## [TASK INSTRUCTIONS]
Copy all of the records below verbatim.

## [EXERCISE DATA]

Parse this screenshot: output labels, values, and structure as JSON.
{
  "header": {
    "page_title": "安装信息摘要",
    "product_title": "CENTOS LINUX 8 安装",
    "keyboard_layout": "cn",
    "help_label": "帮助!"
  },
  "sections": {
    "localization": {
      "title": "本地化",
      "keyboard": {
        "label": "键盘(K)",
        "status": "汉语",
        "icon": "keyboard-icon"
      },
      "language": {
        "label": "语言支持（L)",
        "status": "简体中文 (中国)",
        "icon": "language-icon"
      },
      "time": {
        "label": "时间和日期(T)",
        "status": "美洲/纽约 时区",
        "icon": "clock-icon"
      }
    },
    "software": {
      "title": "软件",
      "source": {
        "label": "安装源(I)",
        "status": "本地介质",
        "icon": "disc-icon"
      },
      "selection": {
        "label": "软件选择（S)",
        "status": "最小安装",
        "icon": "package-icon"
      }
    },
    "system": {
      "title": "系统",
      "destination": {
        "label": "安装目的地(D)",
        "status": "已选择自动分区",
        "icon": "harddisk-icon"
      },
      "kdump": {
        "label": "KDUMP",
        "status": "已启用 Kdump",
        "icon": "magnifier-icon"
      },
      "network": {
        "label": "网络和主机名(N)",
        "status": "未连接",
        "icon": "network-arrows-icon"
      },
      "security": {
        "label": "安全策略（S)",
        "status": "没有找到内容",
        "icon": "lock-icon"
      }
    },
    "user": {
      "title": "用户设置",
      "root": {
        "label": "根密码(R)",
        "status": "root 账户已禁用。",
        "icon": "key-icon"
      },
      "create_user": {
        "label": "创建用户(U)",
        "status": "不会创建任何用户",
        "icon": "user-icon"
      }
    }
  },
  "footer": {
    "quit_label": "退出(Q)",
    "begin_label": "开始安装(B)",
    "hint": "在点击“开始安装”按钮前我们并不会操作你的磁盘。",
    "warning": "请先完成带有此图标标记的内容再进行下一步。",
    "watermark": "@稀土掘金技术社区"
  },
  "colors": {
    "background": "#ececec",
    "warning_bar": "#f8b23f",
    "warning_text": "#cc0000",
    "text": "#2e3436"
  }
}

## [ANSWER TO THIS EXERCISE]
Parse this screenshot: output labels, values, and structure as JSON.
{
  "header": {
    "page_title": "安装信息摘要",
    "product_title": "CENTOS LINUX 8 安装",
    "keyboard_layout": "cn",
    "help_label": "帮助!"
  },
  "sections": {
    "localization": {
      "title": "本地化",
      "keyboard": {
        "label": "键盘(K)",
        "status": "汉语",
        "icon": "keyboard-icon"
      },
      "language": {
        "label": "语言支持（L)",
        "status": "简体中文 (中国)",
        "icon": "language-icon"
      },
      "time": {
        "label": "时间和日期(T)",
        "status": "美洲/纽约 时区",
        "icon": "clock-icon"
      }
    },
    "software": {
      "title": "软件",
      "source": {
        "label": "安装源(I)",
        "status": "本地介质",
        "icon": "disc-icon"
      },
      "selection": {
        "label": "软件选择（S)",
        "status": "最小安装",
        "icon": "package-icon"
      }
    },
    "system": {
      "title": "系统",
      "destination": {
        "label": "安装目的地(D)",
        "status": "已选择自动分区",
        "icon": "harddisk-icon"
      },
      "kdump": {
        "label": "KDUMP",
        "status": "已启用 Kdump",
        "icon": "magnifier-icon"
      },
      "network": {
        "label": "网络和主机名(N)",
        "status": "未连接",
        "icon": "network-arrows-icon"
      },
      "security": {
        "label": "安全策略（S)",
        "status": "没有找到内容",
        "icon": "lock-icon"
      }
    },
    "user": {
      "title": "用户设置",
      "root": {
        "label": "根密码(R)",
        "status": "root 账户已禁用。",
        "icon": "key-icon"
      },
      "create_user": {
        "label": "创建用户(U)",
        "status": "不会创建任何用户",
        "icon": "user-icon"
      }
    }
  },
  "footer": {
    "quit_label": "退出(Q)",
    "begin_label": "开始安装(B)",
    "hint": "在点击“开始安装”按钮前我们并不会操作你的磁盘。",
    "warning": "请先完成带有此图标标记的内容再进行下一步。",
    "watermark": "@稀土掘金技术社区"
  },
  "colors": {
    "background": "#ececec",
    "warning_bar": "#f8b23f",
    "warning_text": "#cc0000",
    "text": "#2e3436"
  }
}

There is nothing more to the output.